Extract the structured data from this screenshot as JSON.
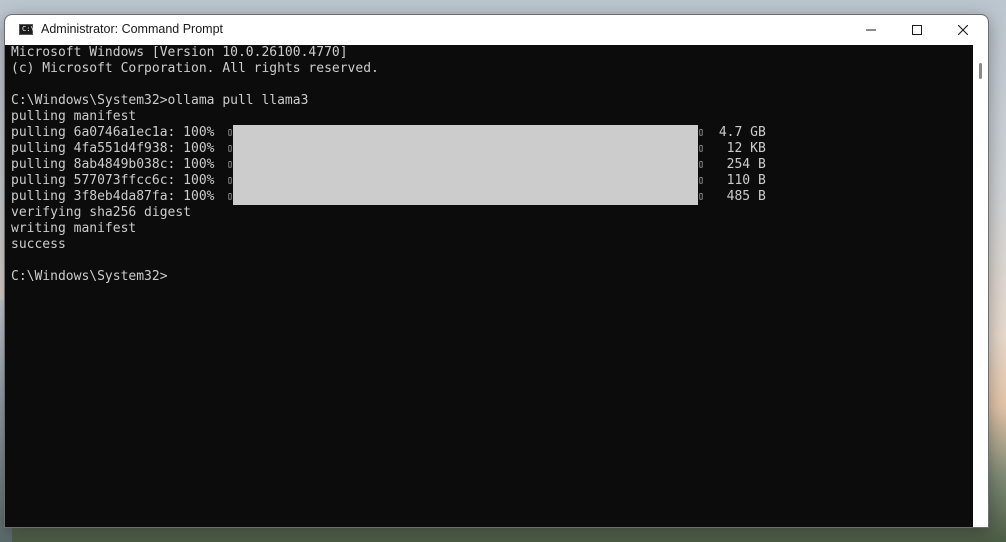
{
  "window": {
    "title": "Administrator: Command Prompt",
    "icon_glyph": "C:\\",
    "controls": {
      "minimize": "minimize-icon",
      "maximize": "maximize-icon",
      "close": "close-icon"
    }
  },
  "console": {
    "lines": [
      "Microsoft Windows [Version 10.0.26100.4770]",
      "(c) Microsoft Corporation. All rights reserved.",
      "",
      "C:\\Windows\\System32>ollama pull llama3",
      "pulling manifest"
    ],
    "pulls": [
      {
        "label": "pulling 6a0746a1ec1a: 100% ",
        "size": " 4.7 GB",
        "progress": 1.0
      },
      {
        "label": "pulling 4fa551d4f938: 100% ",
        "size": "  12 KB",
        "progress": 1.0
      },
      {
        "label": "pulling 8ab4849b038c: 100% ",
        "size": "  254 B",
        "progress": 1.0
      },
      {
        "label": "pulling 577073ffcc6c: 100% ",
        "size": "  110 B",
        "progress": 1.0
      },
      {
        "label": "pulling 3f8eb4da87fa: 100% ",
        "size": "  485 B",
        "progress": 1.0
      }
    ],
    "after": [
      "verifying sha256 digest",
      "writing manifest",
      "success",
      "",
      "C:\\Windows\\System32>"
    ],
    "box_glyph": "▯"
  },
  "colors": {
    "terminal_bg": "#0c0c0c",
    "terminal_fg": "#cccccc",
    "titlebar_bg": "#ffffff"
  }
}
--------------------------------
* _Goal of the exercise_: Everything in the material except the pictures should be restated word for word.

* _Written solution_:
Extract the structured data from this screenshot as JSON.
{
  "window": {
    "title": "Administrator: Command Prompt",
    "icon_glyph": "C:\\",
    "controls": {
      "minimize": "minimize-icon",
      "maximize": "maximize-icon",
      "close": "close-icon"
    }
  },
  "console": {
    "lines": [
      "Microsoft Windows [Version 10.0.26100.4770]",
      "(c) Microsoft Corporation. All rights reserved.",
      "",
      "C:\\Windows\\System32>ollama pull llama3",
      "pulling manifest"
    ],
    "pulls": [
      {
        "label": "pulling 6a0746a1ec1a: 100% ",
        "size": " 4.7 GB",
        "progress": 1.0
      },
      {
        "label": "pulling 4fa551d4f938: 100% ",
        "size": "  12 KB",
        "progress": 1.0
      },
      {
        "label": "pulling 8ab4849b038c: 100% ",
        "size": "  254 B",
        "progress": 1.0
      },
      {
        "label": "pulling 577073ffcc6c: 100% ",
        "size": "  110 B",
        "progress": 1.0
      },
      {
        "label": "pulling 3f8eb4da87fa: 100% ",
        "size": "  485 B",
        "progress": 1.0
      }
    ],
    "after": [
      "verifying sha256 digest",
      "writing manifest",
      "success",
      "",
      "C:\\Windows\\System32>"
    ],
    "box_glyph": "▯"
  },
  "colors": {
    "terminal_bg": "#0c0c0c",
    "terminal_fg": "#cccccc",
    "titlebar_bg": "#ffffff"
  }
}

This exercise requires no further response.